Last October, the Yemeni government came to the CIA with a request: Could the agency collect intelligence that might help target the network of a U.S.-born al-Qaeda recruiter named Anwar al-Aulaqi?
What happened next is haunting, in light of subsequent events: The CIA concluded that it could not assist the Yemenis in locating Aulaqi for a possible capture operation. The primary reason was that the agency lacked specific evidence that he threatened the lives of Americans — which is the threshold for any capture-or-kill operation against a U.S. citizen. The Yemenis also wanted U.S. Special Forces’ help on the ground in pursuing Aulaqi; that, too, was refused.
Even if the CIA had obtained hard evidence in October that Aulaqi was a threat, and Special Forces had been authorized for a capture operation, permission from the National Security Council would have been needed. That’s because any use of lethal force against a “U.S. person,” such as Aulaqi, requires White House review.

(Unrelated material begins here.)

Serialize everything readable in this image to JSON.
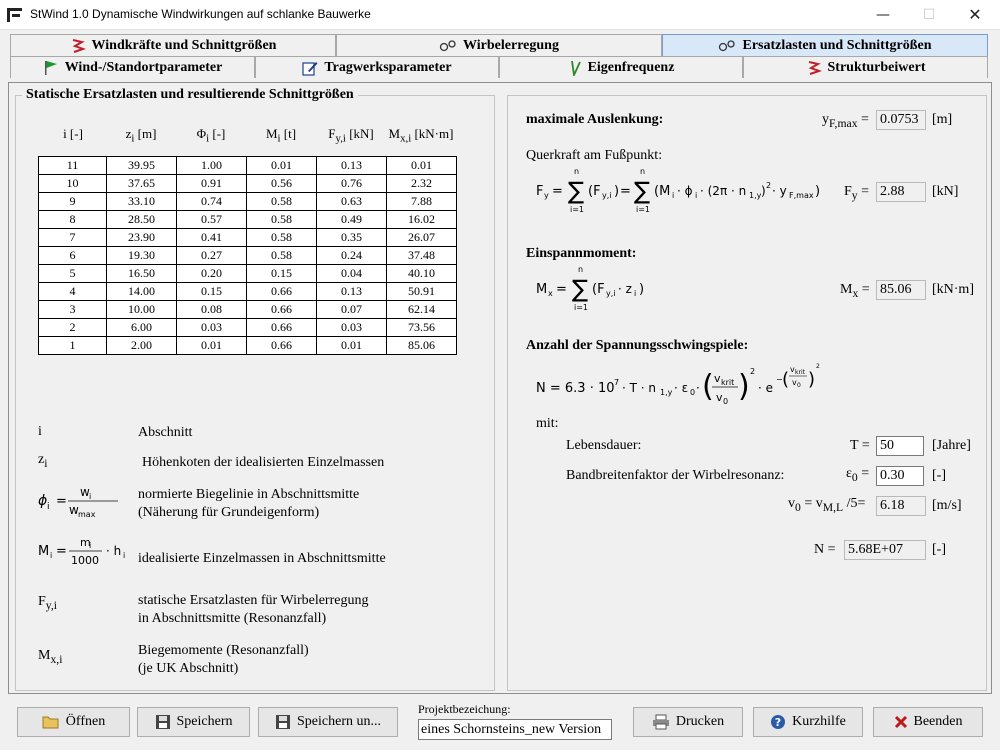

The subsequent chain of events was a chilling demonstration of Aulaqi’s power as an al-Qaeda facilitator: On Nov. 5, U.S. Army Maj. Nidal Hasan killed 13 of his fellow soldiers at Fort Hood, Tex.; Hasan had exchanged 18 or more e-mails with Aulaqi in the months before the shootings, according to the Associated Press. Then, on Christmas Day, Umar Farouk Abdulmutallab, a Nigerian who had been living in Yemen, tried to blow up an airliner bound for Detroit; he is said to have confessed later that Aulaqi was one of his trainers for this mission.